For transfer pricing purposes, the allocation method chosen must lead to a result that is consistent with what a comparable independent service provider would have been prepared to accept.

Once the method of allocation is chosen, it is necessary to determine the arm’s-length charge and the profit element. The service provider is expected to earn a return (typically in the form of a markup) on the cost of providing the service. To determine what the appropriate return should be, refer to what independent parties charge for a similar transaction. The service provider must conduct a benchmarking study to identify the independent companies providing comparable services, as well as the return that they earn.

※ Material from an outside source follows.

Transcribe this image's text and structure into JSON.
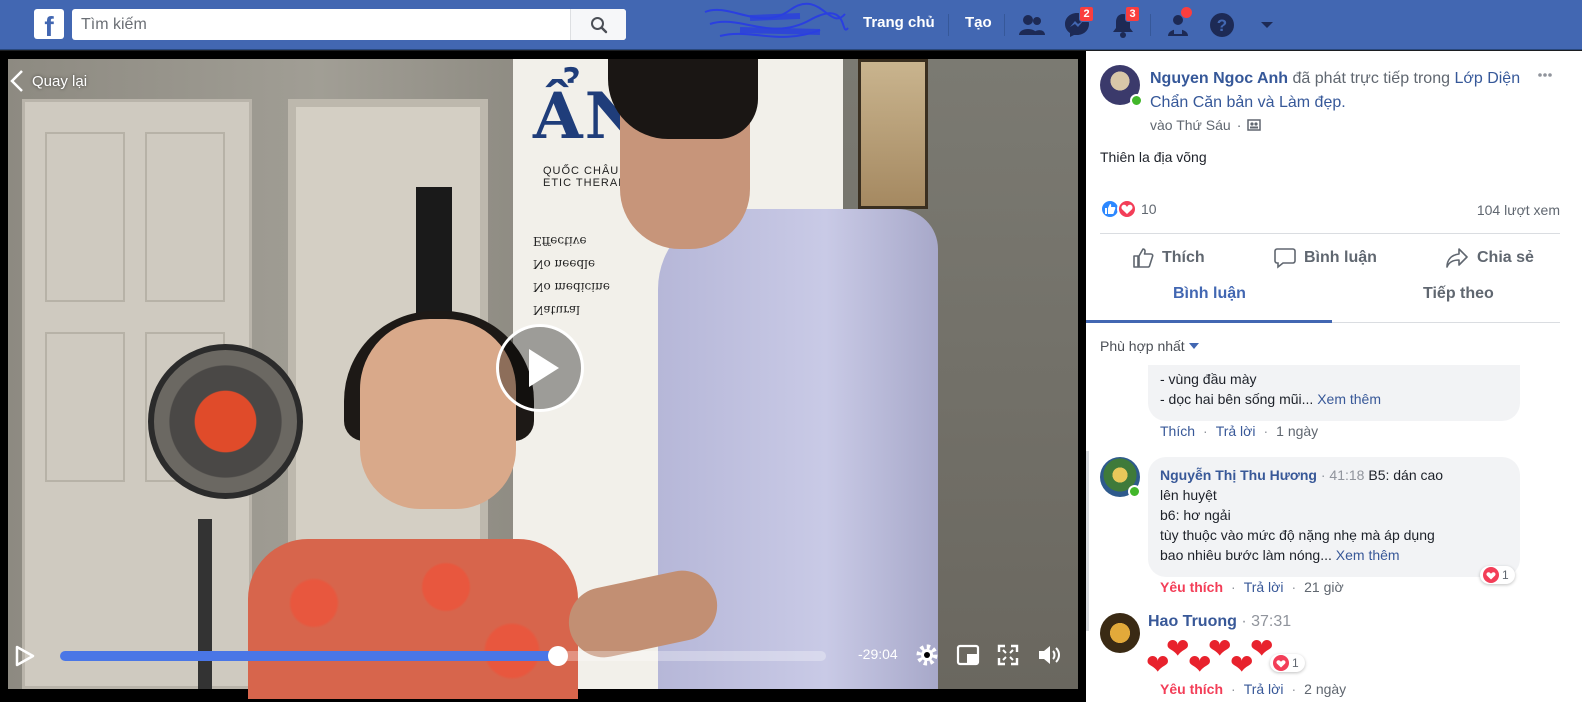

After determining through a benchmarking study the arm’s-length markup, the next thing to consider is whether the service provider will adopt a cost-plus markup method or a full cost-plus markup method. The decision will depend on the business strategy of the service provider or the group.

Ideally, the basis for costs should be determined based on the actual costs incurred in rendering the shared services. However, it may be difficult and time-consuming to determine the actual cost incurred. In this case, estimated costs (a close approximation of actual costs) are acceptable. Estimated costs are predetermined or standard costs of performing a service under normal conditions, and are developed from historical data analysis.

Shared service companies or global in-house centers have grown significantly in the Philippines. Our country is seen as an established location for these enterprises. According to a report from the Board of Investment, shared service companies are projected to generate $7.61 billion in revenue by 2022.

As this multi-billion-dollar industry brings positive growth to our economy, the BIR will definitely set its eyes on these enterprises to ensure compliance with transfer pricing rules to avoid tremendous losses of tax revenue for the government.

Let’s Talk Tax is a weekly newspaper column of P&A Grant Thornton that aims to keep the public informed of various developments in taxation. This article is not intended to be a substitute for competent professional advice.


Nikkolai F. Canceran is a director from the Tax Advisory & Compliance division of P&A Grant Thornton, the Philippine member firm of Grant Thornton International Ltd.


As published in BusinessWorld, dated 07 May 2019